(Exercise materials begins)

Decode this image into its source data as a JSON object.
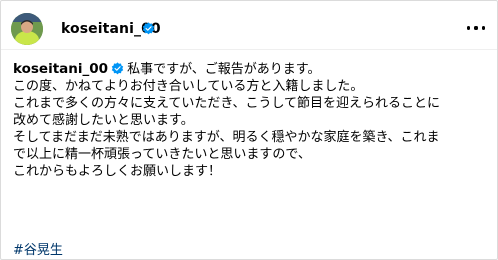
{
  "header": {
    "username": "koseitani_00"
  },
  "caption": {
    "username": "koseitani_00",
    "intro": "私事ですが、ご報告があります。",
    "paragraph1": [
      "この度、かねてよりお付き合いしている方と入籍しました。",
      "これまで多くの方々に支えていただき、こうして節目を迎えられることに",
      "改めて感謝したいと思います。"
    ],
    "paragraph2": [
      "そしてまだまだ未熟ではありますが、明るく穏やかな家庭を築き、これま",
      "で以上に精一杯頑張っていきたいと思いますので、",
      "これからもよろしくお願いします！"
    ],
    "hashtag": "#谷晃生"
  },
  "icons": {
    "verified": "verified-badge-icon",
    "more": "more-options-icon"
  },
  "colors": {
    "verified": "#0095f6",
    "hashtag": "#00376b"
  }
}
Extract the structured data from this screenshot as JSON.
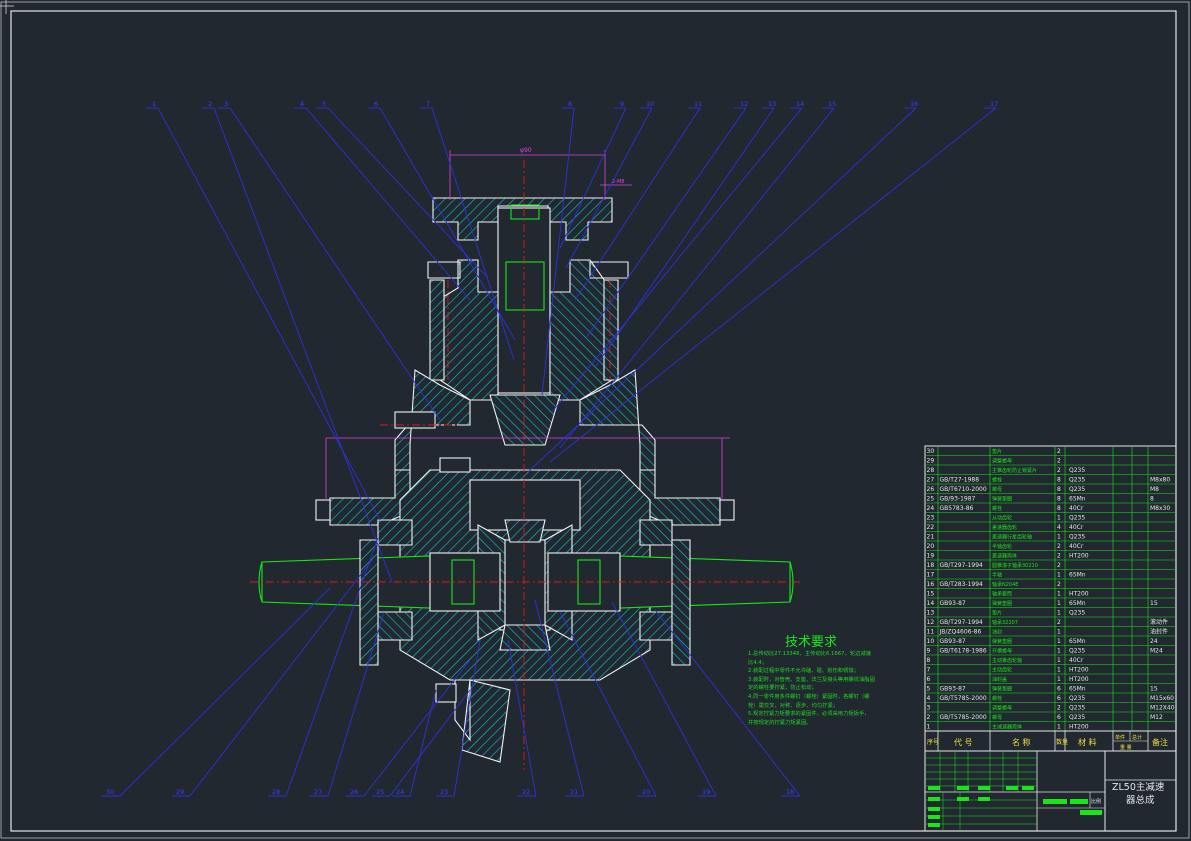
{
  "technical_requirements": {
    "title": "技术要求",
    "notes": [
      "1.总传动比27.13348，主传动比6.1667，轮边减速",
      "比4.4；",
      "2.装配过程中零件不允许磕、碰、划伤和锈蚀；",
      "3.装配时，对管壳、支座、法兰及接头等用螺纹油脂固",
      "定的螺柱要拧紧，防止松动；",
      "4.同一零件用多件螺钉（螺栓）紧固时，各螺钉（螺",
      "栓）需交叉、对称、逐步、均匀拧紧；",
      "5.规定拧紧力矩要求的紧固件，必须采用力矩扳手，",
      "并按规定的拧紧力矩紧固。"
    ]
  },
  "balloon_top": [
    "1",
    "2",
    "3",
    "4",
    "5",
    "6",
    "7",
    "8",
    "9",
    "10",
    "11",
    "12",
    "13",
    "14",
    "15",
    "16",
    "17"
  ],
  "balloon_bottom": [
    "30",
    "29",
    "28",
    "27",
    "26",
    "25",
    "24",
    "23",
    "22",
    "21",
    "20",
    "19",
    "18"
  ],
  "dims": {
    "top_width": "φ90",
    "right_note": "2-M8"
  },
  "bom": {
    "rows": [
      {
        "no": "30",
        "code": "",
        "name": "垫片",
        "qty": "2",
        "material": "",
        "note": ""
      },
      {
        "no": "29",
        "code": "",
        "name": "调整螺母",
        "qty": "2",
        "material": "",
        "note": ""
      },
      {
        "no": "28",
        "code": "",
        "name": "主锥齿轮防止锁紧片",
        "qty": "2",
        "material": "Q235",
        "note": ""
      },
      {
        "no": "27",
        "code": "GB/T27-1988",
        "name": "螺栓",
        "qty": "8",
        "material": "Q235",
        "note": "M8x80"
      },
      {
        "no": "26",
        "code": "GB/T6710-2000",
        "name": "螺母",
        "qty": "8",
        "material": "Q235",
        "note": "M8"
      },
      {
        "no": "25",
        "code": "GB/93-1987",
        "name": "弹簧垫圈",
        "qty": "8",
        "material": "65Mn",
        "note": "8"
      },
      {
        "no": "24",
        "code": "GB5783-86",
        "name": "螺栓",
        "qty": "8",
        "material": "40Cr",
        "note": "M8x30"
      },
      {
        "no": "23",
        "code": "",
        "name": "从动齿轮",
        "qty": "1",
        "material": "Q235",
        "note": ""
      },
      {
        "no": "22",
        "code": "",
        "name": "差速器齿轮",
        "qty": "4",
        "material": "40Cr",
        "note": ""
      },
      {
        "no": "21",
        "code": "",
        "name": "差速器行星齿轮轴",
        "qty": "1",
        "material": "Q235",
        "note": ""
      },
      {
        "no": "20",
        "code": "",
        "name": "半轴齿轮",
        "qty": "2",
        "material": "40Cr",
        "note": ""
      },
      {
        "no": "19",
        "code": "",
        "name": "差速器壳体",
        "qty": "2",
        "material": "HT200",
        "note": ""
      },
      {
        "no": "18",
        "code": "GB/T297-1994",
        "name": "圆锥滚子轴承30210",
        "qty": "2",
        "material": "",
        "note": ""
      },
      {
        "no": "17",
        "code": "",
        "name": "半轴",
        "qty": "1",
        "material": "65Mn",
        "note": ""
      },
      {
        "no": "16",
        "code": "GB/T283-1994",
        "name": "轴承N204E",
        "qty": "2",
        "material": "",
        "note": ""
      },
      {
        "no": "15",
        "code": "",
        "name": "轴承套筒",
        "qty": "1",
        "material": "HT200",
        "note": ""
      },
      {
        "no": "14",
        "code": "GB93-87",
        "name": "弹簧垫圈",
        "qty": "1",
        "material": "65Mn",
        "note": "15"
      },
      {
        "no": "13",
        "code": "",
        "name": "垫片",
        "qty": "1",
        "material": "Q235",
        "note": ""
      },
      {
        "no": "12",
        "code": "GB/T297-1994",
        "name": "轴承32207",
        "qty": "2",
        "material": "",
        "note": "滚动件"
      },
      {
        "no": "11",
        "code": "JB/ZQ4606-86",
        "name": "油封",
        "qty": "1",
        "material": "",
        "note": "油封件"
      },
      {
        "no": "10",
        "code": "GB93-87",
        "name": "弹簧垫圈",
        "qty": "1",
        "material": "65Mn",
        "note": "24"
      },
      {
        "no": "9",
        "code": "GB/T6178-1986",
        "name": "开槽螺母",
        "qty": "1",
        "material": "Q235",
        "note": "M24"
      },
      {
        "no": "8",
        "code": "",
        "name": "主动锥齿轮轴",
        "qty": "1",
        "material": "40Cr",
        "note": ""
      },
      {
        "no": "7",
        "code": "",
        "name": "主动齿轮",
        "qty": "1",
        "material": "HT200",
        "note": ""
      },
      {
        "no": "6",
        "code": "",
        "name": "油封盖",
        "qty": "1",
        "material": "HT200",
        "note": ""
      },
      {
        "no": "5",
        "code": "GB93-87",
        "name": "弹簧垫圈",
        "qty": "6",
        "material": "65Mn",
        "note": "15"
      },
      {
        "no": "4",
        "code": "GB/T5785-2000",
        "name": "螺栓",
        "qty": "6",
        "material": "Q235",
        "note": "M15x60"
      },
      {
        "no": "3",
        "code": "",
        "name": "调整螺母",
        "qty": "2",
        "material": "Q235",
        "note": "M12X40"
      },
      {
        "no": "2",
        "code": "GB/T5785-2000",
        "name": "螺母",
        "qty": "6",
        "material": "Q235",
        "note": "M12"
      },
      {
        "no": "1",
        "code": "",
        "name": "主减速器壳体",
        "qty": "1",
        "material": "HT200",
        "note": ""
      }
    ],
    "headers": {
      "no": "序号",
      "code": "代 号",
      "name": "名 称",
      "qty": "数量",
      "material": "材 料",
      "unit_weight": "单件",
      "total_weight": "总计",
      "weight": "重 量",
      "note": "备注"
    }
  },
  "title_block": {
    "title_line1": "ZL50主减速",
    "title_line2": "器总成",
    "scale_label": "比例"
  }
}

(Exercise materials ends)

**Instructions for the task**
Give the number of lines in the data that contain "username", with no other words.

**Written solution**
2